Average Forecast is For 218,000 New Jobs in April
The Bureau of Labor Statistics ("BLS) will be releasing the May jobs report this Friday at 8:30 am EST.
After a fairly nutty month in which the national unemployment rate dropped 0.4% to 6.3%, economists think that the jobless rate likely ticked up to 6.4% in May.
The April jobs report was incredibly misleading. Sure, the national unemployment rate dropped to a multi-year low and 288,000 jobs were added, but a staggering 988,000 Americans left the work force in April, which caused the labor force participation rate to drop to a 36 year low. The number of employed Americans actually fell by 73,000 in April, but the fact that the number of unemployed Americans fell by 733,000 (with the majority entering the ranks of the "not in labor force") ended up tanking the unemployment rate.
Economists are expecting that the US economy added 218,000 jobs in May, which would be above the six month average.
The US economy contracted in the first quarter of the year, but economists believe that the US economy has shown signs of rebounding during the second quarter. Many economists blame poor weather and slow inventory building by businesses for the economy's weak performance in the first quarter.
It should be noted that the US economy is on the verge of adding back all of the jobs that were lost during the "Great Recession". This statistic may be trumpeted by some after Friday's report, but it's important to remember a number of points:

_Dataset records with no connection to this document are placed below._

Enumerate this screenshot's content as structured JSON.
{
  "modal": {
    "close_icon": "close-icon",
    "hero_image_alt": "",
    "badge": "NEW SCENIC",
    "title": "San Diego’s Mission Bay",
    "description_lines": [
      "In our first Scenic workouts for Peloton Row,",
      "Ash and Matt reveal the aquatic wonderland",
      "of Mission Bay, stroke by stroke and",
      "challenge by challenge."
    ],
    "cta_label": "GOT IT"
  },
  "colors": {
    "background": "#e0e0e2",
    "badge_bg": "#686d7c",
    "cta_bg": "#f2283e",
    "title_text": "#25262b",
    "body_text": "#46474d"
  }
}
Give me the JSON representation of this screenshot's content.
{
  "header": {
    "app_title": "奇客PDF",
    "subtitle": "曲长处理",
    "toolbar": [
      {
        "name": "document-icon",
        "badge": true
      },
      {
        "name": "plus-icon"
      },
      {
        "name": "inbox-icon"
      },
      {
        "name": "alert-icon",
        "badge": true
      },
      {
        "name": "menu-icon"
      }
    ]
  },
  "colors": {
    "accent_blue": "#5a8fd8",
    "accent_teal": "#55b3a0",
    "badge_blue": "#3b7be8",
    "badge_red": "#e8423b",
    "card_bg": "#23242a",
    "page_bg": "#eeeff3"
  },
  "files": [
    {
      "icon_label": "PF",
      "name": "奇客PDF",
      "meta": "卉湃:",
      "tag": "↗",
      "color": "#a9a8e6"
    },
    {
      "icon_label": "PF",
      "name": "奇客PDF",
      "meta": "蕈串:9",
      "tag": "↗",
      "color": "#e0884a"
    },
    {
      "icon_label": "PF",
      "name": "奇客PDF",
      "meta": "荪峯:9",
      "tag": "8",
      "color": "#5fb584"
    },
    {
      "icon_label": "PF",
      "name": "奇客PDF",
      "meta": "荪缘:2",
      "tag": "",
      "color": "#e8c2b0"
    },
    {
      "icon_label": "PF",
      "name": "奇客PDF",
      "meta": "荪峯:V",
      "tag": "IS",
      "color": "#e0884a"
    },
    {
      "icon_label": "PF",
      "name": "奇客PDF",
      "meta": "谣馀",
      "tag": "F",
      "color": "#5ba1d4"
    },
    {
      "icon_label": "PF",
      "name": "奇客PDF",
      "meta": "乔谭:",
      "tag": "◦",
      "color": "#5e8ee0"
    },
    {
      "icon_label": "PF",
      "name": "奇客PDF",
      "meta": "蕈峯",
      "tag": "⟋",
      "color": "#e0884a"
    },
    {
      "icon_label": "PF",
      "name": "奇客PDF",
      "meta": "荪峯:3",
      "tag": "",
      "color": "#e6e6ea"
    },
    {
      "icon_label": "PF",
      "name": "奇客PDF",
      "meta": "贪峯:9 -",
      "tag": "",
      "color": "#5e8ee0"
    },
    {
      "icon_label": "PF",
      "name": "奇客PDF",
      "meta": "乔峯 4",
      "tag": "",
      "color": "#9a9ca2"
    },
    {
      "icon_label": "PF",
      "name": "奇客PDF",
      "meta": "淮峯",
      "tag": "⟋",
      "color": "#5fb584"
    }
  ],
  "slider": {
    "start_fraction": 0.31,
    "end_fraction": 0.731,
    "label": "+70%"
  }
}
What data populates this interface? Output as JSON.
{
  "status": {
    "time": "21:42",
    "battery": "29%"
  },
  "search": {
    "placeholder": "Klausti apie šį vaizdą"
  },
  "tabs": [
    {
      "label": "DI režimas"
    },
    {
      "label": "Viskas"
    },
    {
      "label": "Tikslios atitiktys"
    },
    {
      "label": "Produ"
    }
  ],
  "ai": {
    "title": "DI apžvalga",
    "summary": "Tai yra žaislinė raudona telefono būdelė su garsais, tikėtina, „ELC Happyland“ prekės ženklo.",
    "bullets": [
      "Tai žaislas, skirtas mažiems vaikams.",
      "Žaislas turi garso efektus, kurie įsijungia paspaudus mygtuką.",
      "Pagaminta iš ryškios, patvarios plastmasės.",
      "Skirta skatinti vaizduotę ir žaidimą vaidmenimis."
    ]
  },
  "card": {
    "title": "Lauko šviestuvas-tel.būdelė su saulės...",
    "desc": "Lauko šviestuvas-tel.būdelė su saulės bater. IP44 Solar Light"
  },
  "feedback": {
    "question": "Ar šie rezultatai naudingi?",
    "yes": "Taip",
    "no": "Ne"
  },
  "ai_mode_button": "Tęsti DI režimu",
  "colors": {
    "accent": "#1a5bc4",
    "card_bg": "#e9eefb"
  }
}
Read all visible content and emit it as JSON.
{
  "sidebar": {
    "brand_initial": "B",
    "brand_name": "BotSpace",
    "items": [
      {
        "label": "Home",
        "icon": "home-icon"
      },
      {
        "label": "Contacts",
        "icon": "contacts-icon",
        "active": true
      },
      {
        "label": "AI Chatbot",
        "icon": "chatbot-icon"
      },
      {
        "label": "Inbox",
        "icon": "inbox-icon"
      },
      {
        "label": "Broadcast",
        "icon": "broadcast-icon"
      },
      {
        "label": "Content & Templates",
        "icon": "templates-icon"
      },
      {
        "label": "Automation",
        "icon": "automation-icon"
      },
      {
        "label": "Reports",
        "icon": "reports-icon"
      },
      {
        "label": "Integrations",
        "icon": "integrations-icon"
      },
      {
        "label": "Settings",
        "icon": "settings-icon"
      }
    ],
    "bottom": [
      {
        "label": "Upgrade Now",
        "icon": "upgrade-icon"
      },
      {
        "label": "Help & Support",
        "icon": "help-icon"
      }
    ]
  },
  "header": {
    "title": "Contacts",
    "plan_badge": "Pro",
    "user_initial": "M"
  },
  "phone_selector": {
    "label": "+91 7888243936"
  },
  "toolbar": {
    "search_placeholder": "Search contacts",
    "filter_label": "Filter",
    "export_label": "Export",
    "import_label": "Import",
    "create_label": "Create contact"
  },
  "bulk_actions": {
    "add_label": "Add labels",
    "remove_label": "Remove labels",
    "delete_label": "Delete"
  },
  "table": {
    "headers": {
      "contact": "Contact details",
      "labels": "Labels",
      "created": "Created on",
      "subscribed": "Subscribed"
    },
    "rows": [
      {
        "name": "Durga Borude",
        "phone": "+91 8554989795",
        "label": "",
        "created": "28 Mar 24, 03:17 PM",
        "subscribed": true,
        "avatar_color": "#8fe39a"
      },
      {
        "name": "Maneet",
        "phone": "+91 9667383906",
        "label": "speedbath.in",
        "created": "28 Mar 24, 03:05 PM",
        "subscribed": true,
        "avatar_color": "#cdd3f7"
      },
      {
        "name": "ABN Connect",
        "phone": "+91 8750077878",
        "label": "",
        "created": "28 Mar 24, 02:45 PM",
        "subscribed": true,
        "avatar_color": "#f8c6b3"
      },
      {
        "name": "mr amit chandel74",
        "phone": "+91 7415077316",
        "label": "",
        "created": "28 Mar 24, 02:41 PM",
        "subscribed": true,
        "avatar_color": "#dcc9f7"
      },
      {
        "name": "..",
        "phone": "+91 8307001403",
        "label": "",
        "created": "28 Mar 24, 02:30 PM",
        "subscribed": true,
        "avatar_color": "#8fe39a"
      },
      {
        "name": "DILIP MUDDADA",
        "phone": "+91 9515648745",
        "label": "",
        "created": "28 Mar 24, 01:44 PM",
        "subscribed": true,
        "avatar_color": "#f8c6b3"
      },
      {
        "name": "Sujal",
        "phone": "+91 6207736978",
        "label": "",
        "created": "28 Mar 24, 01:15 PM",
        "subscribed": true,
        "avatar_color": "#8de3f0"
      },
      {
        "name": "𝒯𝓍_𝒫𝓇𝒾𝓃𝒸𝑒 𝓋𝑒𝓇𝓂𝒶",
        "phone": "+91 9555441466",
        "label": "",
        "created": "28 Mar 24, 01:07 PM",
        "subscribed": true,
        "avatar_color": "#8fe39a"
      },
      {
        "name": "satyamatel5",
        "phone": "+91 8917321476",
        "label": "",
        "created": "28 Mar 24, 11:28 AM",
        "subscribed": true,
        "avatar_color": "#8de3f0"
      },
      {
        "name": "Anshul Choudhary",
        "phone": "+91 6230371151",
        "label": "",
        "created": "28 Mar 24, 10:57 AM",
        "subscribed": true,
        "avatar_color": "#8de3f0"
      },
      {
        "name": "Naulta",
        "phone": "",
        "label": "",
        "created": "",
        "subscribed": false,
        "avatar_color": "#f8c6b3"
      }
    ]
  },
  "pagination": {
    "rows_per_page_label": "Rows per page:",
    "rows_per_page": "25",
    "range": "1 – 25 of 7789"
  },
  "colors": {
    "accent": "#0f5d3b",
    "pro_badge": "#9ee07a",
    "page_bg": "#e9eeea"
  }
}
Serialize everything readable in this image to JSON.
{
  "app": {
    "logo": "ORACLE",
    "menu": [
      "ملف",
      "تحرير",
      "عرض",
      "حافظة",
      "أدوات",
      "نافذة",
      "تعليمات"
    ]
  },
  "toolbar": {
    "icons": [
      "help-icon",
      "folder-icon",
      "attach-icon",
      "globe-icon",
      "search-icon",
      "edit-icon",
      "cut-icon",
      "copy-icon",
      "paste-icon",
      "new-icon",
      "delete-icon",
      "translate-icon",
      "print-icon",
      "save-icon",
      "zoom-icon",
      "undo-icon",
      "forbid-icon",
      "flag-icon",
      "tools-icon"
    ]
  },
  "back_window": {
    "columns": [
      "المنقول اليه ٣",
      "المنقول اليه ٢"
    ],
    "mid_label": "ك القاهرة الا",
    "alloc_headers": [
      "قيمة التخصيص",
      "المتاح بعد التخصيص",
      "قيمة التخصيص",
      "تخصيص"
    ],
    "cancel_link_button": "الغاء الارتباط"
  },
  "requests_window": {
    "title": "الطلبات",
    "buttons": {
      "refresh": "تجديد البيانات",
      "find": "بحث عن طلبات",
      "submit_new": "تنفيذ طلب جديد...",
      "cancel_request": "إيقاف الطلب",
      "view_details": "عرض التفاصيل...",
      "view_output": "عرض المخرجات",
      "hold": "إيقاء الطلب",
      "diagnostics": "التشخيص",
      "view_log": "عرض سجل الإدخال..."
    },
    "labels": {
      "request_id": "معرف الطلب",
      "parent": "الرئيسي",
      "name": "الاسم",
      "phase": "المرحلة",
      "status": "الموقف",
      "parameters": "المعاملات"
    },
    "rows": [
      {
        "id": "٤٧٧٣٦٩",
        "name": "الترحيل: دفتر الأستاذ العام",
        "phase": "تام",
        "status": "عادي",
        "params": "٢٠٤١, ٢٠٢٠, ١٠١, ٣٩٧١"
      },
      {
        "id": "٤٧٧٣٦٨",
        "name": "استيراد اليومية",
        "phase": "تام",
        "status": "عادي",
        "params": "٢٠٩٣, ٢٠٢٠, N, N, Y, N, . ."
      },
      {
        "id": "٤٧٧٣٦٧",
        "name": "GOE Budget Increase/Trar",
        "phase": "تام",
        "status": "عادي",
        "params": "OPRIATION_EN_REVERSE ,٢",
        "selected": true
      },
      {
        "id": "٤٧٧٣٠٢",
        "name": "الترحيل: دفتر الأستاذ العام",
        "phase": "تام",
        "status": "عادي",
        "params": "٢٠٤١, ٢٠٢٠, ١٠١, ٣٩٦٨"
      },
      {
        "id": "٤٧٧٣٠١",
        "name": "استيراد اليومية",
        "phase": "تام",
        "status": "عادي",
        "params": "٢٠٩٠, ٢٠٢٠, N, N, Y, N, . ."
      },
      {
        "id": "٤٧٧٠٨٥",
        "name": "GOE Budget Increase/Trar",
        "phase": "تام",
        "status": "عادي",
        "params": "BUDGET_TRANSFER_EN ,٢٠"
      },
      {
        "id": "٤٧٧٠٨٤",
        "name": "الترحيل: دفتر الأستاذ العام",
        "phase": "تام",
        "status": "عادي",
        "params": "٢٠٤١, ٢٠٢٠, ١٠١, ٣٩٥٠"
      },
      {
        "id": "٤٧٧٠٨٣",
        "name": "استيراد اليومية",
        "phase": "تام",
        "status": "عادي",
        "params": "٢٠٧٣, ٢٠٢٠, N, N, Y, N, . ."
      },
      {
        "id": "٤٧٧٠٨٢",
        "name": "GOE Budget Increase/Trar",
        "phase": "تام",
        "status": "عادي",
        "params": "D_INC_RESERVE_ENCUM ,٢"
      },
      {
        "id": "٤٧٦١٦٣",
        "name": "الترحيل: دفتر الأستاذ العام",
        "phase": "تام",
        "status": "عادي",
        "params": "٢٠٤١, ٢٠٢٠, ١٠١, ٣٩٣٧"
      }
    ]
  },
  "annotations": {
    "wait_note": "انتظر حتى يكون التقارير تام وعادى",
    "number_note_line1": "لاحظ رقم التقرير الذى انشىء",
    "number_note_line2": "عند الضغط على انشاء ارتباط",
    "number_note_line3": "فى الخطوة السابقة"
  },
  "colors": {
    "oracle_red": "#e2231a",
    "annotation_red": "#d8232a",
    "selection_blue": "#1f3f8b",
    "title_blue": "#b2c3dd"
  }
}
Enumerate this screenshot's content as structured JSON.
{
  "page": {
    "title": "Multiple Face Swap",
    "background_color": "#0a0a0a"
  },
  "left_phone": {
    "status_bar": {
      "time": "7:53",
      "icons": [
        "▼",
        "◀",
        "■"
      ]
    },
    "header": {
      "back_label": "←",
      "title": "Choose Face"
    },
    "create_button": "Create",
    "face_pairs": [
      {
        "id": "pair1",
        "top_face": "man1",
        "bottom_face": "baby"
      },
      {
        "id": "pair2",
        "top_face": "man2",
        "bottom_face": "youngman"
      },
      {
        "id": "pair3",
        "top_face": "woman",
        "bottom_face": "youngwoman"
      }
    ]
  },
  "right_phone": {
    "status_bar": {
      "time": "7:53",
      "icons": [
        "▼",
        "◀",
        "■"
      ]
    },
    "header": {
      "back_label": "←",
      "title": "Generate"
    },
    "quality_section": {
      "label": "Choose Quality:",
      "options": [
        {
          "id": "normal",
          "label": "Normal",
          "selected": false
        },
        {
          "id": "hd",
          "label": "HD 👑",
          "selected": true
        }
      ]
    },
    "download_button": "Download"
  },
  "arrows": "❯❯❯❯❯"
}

1) Many of the "middle-skill" jobs have not been replaced
2) Many of the jobs that have been added over the past 5-6 years have been in industries with low wages (retail sales, food preparation, etc)
3) The economy needs to add over 100,000 jobs per month just to keep up with population growth
4) Wage growth has been largely flat
So, while the jobs are coming back, many Americans continue to feel the pain, as many of the jobs that disappeared during the "Great Recession" have been replaced by lower paying positions.
Filed under: General Knowledge